(Entries from a dataset of interfaces)
•••
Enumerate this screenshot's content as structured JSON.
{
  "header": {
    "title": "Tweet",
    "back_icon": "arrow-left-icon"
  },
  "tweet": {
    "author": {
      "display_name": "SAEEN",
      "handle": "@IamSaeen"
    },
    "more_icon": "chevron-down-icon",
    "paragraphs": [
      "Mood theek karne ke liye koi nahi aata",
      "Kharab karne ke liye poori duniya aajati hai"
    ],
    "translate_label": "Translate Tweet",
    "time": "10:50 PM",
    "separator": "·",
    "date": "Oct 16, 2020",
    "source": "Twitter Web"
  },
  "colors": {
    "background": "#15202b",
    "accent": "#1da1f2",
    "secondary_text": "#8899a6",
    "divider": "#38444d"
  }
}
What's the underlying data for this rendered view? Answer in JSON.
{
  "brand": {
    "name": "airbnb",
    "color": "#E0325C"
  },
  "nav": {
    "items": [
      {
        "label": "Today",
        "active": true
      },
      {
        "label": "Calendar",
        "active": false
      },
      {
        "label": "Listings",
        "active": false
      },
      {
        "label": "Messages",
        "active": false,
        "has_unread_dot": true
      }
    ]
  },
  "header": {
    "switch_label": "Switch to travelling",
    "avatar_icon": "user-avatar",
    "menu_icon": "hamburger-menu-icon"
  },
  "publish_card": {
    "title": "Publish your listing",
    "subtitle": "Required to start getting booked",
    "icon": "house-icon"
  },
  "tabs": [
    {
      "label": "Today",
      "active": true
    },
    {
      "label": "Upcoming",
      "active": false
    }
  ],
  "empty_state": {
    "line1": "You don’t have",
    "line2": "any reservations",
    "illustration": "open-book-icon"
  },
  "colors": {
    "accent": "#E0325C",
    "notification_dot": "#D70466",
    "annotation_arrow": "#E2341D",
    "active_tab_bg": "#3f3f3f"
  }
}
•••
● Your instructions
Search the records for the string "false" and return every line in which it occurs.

● Your response
        "active": false
        "active": false
        "active": false,
      "active": false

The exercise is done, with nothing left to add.